Every one of these mass murders using guns is perpetrated by folks with real, palpable, mental health problems. What sense does it make to restrict the firearms freedoms of law abiding 'non-mental' folks? Is that fair? It seems the reasonable response is to reform our mental health system based on the evidence of experience. Of course, our Govt does not well-regulate guns in regards to mental health patients and guns but instead goes after folks who do not misuse firearms and our not mental health threats. In the history of the 2nd Amendment, It was necessary that every man be able to "keep and bear arms" so as to be ready and able to protect "the security of a free state." This necessarily entailed weapons suitable for military use, which is where the rub comes today. In the 18th century, military weapons were pretty much interchangeable with "sporting" ones, and we didn't have the kind of so-called "assault" weapons of today. One's militia weapon looked like one's personal turkey shooter. Folks had their militia weapon and their own personal guns. For instance, George Washington had a gun collection. Unless we change the 2nd Amendment there's not much more that we can do than very limited measures to restrict guns.

January 23 2013 at 2:13 AM Report abuse rate up rate down Reply
B I L L

""Militia leadership would be a full-time, paid position, and leaders would report to regional heads, who would report to state leaders, and so on, up a chain of command to the federal government. Ultimately, all militias would be administered through an executive federal department, such as the Department of the Interior, the Department of Defense, or the Department of Homeland Security. The whole program could be paid for by a small tax on firearm and ammunition sales.""

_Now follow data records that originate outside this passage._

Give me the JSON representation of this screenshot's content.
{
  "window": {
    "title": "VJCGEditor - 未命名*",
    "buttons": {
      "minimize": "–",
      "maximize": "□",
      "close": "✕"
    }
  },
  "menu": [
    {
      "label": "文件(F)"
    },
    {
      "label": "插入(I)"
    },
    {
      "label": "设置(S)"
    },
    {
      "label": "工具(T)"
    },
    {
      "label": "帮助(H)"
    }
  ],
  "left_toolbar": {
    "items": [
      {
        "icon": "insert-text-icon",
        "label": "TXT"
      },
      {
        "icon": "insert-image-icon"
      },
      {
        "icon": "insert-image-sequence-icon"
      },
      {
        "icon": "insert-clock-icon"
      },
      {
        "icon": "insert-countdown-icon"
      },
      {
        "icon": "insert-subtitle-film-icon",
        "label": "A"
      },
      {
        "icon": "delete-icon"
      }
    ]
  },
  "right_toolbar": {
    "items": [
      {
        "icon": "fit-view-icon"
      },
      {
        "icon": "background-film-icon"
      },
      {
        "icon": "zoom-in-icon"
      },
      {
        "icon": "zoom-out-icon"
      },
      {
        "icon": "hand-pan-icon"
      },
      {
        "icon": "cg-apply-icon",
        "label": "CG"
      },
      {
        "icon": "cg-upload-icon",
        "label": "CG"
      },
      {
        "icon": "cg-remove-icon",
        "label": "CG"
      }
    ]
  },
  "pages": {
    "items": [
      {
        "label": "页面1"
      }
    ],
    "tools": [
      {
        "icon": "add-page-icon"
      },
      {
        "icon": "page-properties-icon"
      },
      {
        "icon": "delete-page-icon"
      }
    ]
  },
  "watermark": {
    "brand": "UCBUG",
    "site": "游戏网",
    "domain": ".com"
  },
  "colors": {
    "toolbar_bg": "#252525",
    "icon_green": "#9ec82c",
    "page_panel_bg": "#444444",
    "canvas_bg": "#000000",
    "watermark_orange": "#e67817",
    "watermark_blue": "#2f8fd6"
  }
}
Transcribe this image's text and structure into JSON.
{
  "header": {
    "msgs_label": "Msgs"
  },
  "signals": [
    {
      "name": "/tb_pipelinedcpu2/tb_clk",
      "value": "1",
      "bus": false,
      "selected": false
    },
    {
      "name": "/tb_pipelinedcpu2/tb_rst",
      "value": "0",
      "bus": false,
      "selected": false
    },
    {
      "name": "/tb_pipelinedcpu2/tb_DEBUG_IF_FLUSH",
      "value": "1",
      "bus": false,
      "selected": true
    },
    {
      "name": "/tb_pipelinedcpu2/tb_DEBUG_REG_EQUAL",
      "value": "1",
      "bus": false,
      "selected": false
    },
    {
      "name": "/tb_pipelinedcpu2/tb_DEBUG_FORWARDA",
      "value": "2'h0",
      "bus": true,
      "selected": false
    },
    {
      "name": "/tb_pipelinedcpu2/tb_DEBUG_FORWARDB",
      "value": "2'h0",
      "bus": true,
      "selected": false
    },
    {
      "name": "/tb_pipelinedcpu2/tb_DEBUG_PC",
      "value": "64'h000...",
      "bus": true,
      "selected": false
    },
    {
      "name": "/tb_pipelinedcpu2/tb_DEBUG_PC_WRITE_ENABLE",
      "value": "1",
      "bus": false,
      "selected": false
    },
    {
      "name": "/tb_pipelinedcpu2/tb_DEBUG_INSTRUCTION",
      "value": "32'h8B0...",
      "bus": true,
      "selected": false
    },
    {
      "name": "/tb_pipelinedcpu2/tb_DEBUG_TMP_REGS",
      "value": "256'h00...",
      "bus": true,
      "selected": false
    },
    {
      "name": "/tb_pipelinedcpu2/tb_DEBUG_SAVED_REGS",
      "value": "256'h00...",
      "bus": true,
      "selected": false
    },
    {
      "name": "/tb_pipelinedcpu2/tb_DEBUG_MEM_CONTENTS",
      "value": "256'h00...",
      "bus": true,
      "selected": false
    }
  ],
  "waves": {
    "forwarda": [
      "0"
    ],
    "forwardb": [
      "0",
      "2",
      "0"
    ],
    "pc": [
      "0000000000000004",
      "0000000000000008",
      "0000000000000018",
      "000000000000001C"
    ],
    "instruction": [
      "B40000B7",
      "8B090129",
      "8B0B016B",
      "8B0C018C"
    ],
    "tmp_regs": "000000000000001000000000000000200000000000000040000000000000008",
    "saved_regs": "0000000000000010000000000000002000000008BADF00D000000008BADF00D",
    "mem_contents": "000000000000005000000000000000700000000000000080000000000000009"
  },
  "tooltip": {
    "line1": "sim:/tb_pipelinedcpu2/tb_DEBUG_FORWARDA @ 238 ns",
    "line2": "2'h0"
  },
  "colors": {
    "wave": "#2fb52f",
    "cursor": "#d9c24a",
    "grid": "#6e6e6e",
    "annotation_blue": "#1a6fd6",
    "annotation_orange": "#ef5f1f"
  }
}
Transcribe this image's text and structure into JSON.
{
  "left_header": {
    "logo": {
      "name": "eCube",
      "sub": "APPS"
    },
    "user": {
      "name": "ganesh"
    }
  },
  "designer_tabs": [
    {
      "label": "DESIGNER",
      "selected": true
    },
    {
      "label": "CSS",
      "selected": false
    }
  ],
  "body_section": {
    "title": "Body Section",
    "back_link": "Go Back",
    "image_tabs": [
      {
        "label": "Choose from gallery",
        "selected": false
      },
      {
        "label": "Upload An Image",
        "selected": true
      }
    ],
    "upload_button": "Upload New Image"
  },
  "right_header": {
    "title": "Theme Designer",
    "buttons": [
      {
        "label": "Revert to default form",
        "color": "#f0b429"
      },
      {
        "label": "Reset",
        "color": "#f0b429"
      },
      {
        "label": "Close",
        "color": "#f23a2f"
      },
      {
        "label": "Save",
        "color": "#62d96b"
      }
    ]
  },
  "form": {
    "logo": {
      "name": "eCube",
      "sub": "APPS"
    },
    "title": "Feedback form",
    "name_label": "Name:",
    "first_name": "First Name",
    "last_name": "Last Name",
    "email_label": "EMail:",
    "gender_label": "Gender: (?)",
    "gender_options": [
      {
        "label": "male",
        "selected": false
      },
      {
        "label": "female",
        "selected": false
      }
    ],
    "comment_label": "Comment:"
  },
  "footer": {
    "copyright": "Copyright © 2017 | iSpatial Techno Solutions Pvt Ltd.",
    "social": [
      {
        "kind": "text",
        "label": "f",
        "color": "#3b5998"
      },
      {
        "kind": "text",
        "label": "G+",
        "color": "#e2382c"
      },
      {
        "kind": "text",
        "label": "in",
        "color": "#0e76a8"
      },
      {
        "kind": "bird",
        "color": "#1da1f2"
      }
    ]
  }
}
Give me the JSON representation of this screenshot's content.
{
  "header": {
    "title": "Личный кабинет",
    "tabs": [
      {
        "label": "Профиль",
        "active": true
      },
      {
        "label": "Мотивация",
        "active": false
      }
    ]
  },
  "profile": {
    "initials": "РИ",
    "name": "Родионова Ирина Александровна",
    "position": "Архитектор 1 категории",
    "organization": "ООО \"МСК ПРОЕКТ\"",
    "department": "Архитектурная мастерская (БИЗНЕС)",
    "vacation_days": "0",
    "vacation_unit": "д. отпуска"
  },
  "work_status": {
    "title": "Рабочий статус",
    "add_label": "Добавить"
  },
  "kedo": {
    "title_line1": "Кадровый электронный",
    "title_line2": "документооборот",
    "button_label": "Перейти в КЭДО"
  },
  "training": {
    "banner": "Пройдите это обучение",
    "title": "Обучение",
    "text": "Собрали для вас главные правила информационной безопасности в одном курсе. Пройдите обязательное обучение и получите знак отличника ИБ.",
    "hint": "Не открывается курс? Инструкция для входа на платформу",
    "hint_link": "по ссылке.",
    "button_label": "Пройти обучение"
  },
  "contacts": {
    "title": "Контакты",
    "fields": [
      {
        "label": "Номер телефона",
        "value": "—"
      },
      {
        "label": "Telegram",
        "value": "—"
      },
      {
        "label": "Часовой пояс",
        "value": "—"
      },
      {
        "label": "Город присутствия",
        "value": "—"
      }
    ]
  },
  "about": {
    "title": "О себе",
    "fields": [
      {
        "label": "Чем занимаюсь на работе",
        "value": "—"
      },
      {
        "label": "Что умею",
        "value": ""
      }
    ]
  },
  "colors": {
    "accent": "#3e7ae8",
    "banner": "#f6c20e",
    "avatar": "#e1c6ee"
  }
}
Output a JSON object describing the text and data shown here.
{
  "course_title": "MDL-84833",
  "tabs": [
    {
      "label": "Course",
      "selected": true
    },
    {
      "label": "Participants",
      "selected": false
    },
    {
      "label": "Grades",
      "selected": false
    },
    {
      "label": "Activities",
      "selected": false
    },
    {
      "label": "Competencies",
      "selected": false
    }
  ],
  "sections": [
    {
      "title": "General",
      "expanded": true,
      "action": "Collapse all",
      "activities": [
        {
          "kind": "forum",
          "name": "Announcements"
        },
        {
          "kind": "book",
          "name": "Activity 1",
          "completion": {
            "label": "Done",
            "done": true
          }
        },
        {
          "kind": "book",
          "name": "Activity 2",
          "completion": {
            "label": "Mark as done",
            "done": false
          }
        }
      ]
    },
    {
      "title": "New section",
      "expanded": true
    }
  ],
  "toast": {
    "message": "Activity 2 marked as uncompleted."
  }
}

And there you have it, one more moronic liberal idea and one more way for the federals to circumvent the rights of the people. We already have THE NATIONAL GUARD...And every gun in the country is ONE executive order from confiscation.
Thomas Jefferson:
"The strongest reason for the people to retain the right to keep and bear arms is, as a last resort, to protect themselves against tyranny in government."

"Th The beauty of the Second Amendment is that it will not be needed until they try to take it."

January 23 2013 at 1:24 AM Report abuse +2 rate up rate down Reply
electriclikher

our founders used fists , feet ,teeth , clubs , knifs , axes , 1 shot pistols & rifels , & if our technology was where it is now they would have used ar's too , then would everybody understand the 2nd

January 23 2013 at 1:02 AM Report abuse rate up rate down Reply
Phil

This guy cannot seem to find ANY topic about which he has any credentials to write. We must therefore assume that DailyFinance uses him to fill space...and we all know that trash expands to fill the space provided for it.

January 23 2013 at 12:41 AM Report abuse rate up rate down Reply